Viscoelastically guided coagulation factor concentrate-based algorithms for the treatment of trauma-induced coagulopathy include the administration of prothrombin complex concentrates (PCCs). However, the exact role of PCC preparations in this context is a matter of debate. Particularly, the ideal diagnostic trigger for their administration and potential differences between heparin-containing and heparin-free preparations remain unclear. We investigated the hypothesis that 2 different PCCs might have distinct influences on in vitro blood coagulation.
We conducted a direct comparison of 2 commercially available PCC preparations (the heparin-containing Beriplex P/N and the heparin-free Cofact) in an in vitro hemodilution model. Sole fibrinogen substitution served as the control group. To characterize the hemostatic changes, we utilized conventional coagulation tests, a thrombin generation assay (TGA), and 2 different viscoelastic hemostatic assays (VHAs; ROTEM delta and ClotPro).
Irrespective of the diagnostic assay used, no significant differences between the 2 PCC groups were observed. Fibrinogen levels remained stable from the baseline throughout every dilution level. The control group already showed an increased endogenous thrombin potential (ETP; nM·L−1·min−1) at all dilution levels compared to baseline (baseline, 2829.4 (432.8); 40% dilution, 4211.7 (391.6); 60% dilution, 4290.9 (300.8); 80% dilution, 3861.4 (303.5); all P < .001). Spiking with both PCC preparations led to a further-pronounced thrombin elevation in comparison to the control group (ETP at 40% dilution, PCC1: 4913.3 [370.2], PCC2: 4988.1 [265.7]; 60% dilution, PCC1: 5174.5 [234.7], PCC2: 5390.4 [334.9]; 80% dilution, PCC1: 5253.8 [357.9], PCC2: 5392.6 [313.4]; all P < .001). Conventional coagulation tests did not mirror the TGA results.
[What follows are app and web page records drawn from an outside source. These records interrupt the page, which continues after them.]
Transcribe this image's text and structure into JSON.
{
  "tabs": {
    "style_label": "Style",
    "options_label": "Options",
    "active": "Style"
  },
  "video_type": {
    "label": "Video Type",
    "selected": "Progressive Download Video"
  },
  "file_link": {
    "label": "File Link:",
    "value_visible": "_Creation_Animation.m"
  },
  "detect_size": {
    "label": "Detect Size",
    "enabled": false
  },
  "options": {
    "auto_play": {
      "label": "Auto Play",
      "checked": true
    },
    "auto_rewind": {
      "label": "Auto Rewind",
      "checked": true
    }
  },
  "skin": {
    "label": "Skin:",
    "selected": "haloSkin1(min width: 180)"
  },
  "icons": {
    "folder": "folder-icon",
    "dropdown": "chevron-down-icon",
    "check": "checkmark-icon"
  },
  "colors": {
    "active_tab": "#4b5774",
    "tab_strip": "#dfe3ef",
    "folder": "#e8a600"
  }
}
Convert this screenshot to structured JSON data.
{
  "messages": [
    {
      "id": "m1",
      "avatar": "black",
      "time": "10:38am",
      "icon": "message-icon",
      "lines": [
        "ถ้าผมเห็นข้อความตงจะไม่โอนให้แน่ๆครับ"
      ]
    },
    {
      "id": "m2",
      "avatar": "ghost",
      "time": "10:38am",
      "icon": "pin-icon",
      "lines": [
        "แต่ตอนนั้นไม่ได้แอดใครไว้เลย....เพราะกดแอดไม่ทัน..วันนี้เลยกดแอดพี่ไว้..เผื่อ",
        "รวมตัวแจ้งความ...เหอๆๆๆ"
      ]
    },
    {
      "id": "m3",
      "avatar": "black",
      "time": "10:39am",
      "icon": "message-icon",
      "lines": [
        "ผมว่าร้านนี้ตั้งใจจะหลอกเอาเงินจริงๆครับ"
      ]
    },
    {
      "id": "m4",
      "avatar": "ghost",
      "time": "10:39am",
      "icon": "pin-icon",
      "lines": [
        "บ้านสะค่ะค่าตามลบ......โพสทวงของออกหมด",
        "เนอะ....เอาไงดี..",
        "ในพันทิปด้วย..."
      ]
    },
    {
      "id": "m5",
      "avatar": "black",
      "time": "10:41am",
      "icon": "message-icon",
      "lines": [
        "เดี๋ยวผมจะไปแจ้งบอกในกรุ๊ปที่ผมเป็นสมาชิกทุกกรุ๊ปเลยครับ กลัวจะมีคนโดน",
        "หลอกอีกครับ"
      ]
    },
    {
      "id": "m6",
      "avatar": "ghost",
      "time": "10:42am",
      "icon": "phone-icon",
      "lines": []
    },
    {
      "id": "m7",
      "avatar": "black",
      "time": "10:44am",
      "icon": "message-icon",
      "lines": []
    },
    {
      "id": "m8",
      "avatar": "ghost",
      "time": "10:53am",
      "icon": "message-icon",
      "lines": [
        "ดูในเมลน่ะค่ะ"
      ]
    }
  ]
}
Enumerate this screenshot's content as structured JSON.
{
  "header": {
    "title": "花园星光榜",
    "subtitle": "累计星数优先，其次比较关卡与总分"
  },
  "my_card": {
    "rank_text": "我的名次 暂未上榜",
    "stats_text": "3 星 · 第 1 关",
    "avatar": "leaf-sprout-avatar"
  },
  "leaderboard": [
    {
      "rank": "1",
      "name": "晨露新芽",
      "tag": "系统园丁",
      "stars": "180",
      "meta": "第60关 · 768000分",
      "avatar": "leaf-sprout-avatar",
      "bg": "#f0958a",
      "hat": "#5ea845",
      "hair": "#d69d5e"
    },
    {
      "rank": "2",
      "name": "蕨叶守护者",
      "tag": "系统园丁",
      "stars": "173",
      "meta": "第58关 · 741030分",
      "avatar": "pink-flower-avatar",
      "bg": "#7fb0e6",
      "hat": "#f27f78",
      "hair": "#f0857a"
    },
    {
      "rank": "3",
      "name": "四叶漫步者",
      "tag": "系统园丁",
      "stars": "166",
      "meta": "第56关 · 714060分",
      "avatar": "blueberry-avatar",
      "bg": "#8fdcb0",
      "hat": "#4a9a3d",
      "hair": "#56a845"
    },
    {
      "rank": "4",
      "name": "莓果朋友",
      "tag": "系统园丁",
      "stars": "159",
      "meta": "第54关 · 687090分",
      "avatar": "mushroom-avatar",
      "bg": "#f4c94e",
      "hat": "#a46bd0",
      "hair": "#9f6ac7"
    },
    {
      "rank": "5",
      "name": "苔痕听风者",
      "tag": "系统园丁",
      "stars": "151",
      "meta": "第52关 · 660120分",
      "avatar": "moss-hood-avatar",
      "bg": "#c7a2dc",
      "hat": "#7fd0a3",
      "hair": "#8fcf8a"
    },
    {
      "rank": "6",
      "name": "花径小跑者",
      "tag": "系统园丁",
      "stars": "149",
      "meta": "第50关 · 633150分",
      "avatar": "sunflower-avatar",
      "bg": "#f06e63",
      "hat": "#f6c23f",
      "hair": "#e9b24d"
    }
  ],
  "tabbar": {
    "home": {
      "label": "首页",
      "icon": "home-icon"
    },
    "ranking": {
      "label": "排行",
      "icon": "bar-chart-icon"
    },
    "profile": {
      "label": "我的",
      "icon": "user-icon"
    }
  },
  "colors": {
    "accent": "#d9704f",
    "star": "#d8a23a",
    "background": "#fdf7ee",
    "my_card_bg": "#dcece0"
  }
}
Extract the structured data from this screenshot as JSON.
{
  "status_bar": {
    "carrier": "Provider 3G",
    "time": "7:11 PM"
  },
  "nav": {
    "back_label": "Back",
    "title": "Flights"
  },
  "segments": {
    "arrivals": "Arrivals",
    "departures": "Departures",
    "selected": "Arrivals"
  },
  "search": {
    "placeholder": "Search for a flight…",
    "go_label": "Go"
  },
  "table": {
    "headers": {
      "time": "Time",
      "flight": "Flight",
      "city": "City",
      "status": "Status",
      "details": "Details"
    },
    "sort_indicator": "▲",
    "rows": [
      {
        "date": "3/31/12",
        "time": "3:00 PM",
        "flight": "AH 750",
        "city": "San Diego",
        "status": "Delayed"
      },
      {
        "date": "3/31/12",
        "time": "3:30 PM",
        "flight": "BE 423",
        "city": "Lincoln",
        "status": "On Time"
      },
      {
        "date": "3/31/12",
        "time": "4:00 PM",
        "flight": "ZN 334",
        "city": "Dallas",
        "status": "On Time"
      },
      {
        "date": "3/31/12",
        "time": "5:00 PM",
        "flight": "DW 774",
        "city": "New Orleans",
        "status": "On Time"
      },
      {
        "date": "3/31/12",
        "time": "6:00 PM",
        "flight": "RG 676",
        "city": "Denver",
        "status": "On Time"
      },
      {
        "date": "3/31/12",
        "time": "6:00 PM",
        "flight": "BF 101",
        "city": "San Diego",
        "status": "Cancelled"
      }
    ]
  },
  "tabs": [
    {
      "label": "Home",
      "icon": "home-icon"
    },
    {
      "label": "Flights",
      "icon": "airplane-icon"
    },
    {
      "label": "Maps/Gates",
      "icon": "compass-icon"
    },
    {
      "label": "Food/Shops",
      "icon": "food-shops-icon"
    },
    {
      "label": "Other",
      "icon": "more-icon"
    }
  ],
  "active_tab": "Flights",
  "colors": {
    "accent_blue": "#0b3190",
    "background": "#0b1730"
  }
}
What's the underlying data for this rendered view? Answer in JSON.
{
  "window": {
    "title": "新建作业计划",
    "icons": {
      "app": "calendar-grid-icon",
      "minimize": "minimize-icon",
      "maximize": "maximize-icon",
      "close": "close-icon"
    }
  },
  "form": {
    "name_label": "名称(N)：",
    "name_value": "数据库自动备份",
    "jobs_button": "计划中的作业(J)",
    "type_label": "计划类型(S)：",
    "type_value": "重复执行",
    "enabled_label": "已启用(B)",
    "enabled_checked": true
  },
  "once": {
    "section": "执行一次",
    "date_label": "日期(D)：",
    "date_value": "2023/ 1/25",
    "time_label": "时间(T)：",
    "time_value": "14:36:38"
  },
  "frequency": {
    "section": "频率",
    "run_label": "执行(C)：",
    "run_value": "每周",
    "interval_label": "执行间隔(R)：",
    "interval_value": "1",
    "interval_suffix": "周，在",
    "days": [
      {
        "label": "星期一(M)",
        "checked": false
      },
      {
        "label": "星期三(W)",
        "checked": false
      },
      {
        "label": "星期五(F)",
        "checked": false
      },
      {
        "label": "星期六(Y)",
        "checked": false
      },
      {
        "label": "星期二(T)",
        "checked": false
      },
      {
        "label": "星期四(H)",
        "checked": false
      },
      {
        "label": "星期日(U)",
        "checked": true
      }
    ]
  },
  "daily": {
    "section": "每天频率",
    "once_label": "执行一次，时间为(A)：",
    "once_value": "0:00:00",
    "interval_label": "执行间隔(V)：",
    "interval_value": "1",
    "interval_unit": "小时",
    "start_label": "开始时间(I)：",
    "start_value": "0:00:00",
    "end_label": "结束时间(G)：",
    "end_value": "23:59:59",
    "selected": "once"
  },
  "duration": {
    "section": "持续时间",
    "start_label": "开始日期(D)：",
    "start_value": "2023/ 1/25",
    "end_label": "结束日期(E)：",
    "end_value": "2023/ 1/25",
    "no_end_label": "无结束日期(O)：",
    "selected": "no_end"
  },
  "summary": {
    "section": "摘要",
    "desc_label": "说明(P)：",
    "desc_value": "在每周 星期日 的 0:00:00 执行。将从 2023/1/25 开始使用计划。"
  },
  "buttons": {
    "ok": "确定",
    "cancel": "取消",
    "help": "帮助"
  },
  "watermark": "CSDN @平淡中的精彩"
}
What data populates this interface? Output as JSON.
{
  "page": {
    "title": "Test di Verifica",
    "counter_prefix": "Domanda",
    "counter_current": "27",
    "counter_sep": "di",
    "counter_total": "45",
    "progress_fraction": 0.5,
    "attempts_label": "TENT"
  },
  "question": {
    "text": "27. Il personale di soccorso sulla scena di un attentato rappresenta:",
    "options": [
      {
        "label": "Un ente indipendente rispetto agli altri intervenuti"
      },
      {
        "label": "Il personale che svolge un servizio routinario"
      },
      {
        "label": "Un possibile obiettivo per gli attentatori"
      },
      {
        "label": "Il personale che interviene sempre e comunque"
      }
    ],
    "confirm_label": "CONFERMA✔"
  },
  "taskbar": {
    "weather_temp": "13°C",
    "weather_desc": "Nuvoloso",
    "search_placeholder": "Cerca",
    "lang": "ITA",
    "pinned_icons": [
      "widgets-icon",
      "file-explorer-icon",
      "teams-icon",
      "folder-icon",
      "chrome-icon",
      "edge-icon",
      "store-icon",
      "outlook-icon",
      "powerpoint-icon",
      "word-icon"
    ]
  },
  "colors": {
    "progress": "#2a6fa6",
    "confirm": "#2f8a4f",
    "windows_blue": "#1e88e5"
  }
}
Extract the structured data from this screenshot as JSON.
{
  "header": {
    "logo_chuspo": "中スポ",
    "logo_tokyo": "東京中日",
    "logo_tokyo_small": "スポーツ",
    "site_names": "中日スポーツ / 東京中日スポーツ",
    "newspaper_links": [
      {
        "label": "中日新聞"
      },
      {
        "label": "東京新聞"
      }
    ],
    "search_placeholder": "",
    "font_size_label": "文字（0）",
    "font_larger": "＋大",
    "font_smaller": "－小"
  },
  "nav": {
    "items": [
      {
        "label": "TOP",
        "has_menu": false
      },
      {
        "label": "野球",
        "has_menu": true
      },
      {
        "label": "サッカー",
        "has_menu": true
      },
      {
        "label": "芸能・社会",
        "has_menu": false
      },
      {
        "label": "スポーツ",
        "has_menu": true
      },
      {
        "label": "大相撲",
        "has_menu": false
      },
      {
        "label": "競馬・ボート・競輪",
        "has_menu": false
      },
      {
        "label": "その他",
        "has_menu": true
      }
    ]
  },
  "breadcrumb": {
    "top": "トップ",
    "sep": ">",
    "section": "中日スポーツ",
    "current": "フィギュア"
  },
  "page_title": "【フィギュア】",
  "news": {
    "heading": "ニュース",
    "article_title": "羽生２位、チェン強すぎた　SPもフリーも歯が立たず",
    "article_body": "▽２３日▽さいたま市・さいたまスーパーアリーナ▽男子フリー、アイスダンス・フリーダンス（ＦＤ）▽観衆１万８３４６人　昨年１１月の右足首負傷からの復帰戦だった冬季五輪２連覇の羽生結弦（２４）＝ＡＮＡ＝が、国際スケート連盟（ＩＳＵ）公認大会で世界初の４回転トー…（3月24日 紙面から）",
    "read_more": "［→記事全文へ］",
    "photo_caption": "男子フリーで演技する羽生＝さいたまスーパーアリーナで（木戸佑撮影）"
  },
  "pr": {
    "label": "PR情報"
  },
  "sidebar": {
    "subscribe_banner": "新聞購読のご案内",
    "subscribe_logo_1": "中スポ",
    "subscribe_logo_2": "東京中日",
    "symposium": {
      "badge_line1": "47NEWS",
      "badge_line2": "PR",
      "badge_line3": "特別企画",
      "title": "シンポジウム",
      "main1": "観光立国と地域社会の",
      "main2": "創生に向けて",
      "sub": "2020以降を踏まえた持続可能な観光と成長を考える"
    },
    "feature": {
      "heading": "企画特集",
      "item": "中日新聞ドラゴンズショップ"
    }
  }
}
Despite increased thrombin generation, prothrombin time was significantly prolonged at all dilution levels for the control group, and both PCC groups exhibited significant prolongations at the 60% and 80% dilution levels (all P < .001) compared to baseline. Similarly, VHA did not depict the thrombin elevation. Furthermore, descriptive analyses revealed relevant differences between the 2 VHA devices, particularly at baseline.
Both PCC preparations (ie, irrespective of heparin content) induced significant elevation of thrombin generation, which was not depicted by conventional coagulation tests or VHA. Our in vitro results suggest that diagnostic assays routinely used to guide PCC administration might not adequately reflect thrombin generation in bleeding patients.